Problem statement: Search the material below for the word "mlatable". Copy every line that has it.

-=-=-

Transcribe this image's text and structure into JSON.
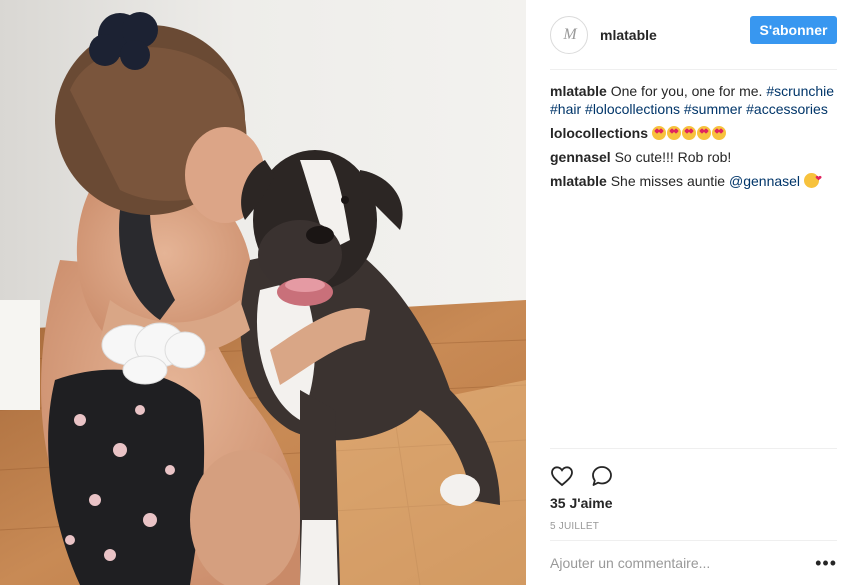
{
  "post": {
    "image_alt": "Woman hugging a brindle boxer dog on a wooden floor, wearing white and dark scrunchies"
  },
  "header": {
    "avatar_text": "M",
    "username": "mlatable",
    "follow_label": "S'abonner"
  },
  "caption": {
    "author": "mlatable",
    "text": "One for you, one for me.",
    "hashtags": [
      "#scrunchie",
      "#hair",
      "#lolocollections",
      "#summer",
      "#accessories"
    ]
  },
  "comments": [
    {
      "author": "lolocollections",
      "text": "",
      "emoji": "heart-eyes-face-x5"
    },
    {
      "author": "gennasel",
      "text": "So cute!!! Rob rob!"
    },
    {
      "author": "mlatable",
      "text": "She misses auntie",
      "mention": "@gennasel",
      "emoji": "kissing-face"
    }
  ],
  "actions": {
    "like_icon": "heart-icon",
    "comment_icon": "comment-bubble-icon",
    "likes_text": "35 J'aime",
    "date_text": "5 JUILLET"
  },
  "add_comment": {
    "placeholder": "Ajouter un commentaire...",
    "more_label": "•••"
  },
  "colors": {
    "follow_button": "#3897f0",
    "link": "#003569",
    "border": "#efefef"
  }
}
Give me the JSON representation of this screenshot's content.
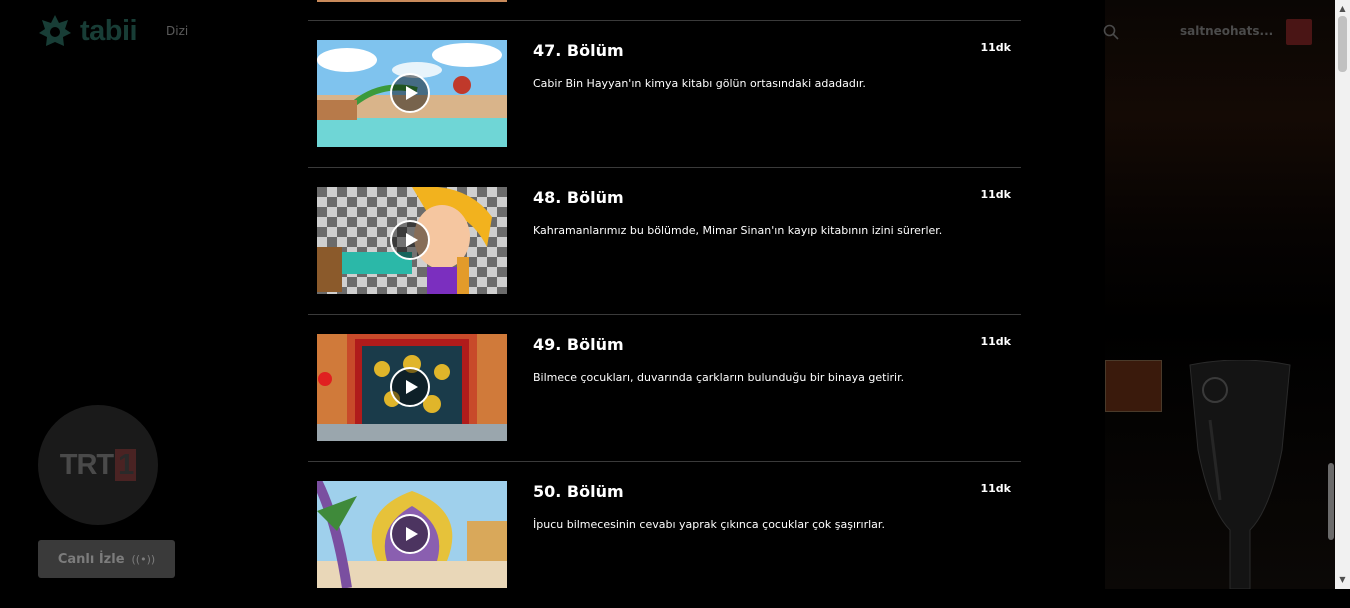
{
  "app": {
    "logo_text": "tabii",
    "nav_item": "Dizi",
    "username": "saltneohats...",
    "brand_color": "#2c6f63"
  },
  "channel": {
    "logo_text": "TRT",
    "logo_number": "1",
    "live_button_label": "Canlı İzle",
    "live_icon": "((•))"
  },
  "episodes": [
    {
      "title": "47. Bölüm",
      "duration": "11dk",
      "description": "Cabir Bin Hayyan'ın kimya kitabı gölün ortasındaki adadadır.",
      "thumb_scene": "lake-sky"
    },
    {
      "title": "48. Bölüm",
      "duration": "11dk",
      "description": "Kahramanlarımız bu bölümde, Mimar Sinan'ın kayıp kitabının izini sürerler.",
      "thumb_scene": "checker-girl"
    },
    {
      "title": "49. Bölüm",
      "duration": "11dk",
      "description": "Bilmece çocukları, duvarında çarkların bulunduğu bir binaya getirir.",
      "thumb_scene": "gear-wall"
    },
    {
      "title": "50. Bölüm",
      "duration": "11dk",
      "description": "İpucu bilmecesinin cevabı yaprak çıkınca çocuklar çok şaşırırlar.",
      "thumb_scene": "leaf-plant"
    }
  ]
}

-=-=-

Answer to this exercise:
    "username": "mlatable",
    "author": "mlatable",
      "author": "mlatable",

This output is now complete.